* [WHAT YOU ARE ASKED TO DO] Search the data below, and report every line in which "JSON" occurs.

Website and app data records
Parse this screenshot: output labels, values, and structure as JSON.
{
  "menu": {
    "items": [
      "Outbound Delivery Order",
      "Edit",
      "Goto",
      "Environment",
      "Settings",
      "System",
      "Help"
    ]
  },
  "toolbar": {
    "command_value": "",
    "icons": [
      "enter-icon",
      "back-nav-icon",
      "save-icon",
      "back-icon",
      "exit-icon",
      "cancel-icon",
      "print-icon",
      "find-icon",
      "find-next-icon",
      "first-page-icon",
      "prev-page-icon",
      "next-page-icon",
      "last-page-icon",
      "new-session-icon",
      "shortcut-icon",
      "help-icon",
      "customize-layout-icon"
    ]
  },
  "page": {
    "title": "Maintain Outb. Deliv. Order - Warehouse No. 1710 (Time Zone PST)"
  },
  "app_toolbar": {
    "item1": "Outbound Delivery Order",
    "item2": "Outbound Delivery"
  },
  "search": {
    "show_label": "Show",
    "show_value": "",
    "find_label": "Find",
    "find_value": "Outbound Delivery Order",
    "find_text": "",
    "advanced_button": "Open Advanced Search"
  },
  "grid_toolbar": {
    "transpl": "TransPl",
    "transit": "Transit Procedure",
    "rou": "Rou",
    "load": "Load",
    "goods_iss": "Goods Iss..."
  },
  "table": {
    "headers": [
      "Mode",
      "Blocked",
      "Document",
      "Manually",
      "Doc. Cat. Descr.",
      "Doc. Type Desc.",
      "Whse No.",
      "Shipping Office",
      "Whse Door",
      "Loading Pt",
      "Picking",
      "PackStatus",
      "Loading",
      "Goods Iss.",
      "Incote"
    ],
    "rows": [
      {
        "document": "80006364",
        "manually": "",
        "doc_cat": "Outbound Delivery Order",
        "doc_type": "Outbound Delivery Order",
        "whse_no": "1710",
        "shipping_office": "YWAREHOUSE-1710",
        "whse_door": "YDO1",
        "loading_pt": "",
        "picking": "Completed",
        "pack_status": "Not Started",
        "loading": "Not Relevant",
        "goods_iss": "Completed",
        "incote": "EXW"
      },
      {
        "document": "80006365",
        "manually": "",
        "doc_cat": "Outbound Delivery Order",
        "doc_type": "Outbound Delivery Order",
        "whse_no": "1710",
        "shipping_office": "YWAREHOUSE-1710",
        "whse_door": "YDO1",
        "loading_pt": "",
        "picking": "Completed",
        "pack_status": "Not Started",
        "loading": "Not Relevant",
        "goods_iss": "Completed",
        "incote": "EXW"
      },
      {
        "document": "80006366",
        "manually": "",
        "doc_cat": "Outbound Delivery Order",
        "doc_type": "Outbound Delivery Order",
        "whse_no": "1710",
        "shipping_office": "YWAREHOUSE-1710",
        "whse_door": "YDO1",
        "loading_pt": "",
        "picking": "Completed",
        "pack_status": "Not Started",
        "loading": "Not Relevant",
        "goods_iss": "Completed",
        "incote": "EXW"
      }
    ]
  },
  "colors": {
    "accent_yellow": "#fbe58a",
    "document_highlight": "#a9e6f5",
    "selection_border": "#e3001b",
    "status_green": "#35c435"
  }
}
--
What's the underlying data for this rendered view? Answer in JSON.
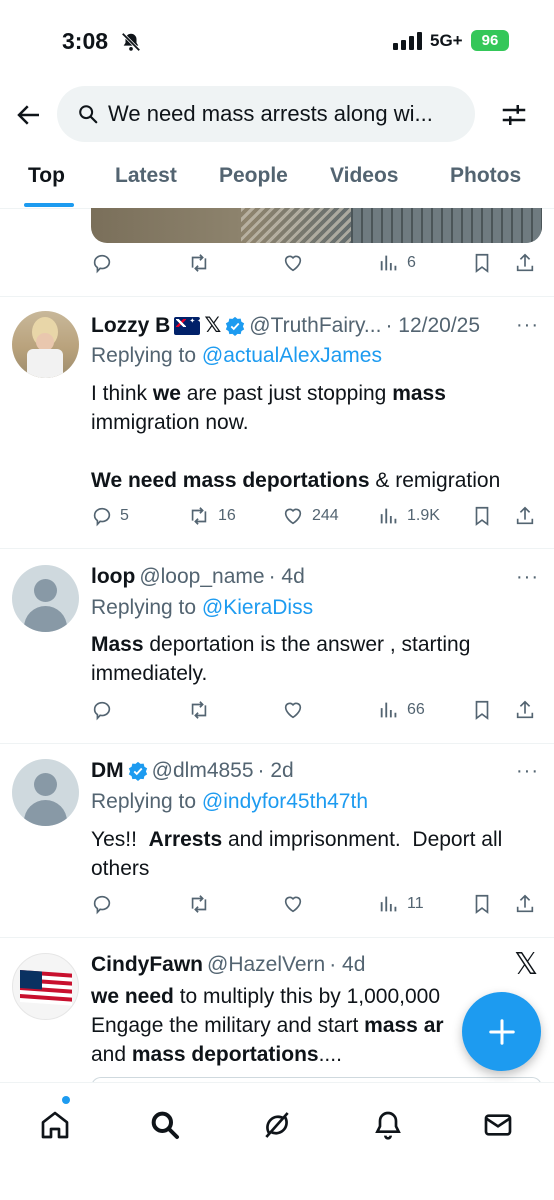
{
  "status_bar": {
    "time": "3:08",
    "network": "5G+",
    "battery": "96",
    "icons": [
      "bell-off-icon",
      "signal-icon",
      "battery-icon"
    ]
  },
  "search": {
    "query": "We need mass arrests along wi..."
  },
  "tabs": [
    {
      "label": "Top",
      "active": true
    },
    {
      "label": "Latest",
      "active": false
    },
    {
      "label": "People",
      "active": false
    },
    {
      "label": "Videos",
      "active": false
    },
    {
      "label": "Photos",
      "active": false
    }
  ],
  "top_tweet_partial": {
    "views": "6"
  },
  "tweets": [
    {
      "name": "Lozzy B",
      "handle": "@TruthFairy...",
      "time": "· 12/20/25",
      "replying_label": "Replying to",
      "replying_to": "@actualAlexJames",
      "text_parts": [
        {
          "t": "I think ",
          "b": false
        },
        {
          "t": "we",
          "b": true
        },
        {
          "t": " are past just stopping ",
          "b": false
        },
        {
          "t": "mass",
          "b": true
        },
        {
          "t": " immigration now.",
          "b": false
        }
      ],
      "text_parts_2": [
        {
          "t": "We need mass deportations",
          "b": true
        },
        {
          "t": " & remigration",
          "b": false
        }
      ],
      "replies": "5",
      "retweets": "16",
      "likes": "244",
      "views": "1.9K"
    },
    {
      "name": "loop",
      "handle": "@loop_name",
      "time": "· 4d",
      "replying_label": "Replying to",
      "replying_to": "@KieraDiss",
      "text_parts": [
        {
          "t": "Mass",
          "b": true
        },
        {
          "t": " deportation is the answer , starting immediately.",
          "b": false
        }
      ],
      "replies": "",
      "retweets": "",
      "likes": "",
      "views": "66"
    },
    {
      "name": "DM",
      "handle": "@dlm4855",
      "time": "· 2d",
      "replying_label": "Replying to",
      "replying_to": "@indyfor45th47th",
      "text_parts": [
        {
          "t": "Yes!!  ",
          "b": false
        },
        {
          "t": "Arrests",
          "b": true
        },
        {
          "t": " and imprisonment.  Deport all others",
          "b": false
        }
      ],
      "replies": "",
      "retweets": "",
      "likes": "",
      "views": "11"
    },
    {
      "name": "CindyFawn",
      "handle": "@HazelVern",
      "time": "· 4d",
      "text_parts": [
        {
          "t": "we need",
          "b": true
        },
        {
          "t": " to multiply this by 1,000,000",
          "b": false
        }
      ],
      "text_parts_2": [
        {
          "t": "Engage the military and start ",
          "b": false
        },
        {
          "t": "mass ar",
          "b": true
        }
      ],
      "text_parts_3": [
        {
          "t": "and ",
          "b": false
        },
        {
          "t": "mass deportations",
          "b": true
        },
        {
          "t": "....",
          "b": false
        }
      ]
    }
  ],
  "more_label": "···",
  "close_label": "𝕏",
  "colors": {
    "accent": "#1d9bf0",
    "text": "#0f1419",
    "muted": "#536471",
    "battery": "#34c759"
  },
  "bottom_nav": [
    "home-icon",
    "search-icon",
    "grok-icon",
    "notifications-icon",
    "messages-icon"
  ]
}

* [REPLY TO THE TASK]
Parse this screenshot: output labels, values, and structure as JSON.
What's the underlying data for this rendered view? Answer in JSON.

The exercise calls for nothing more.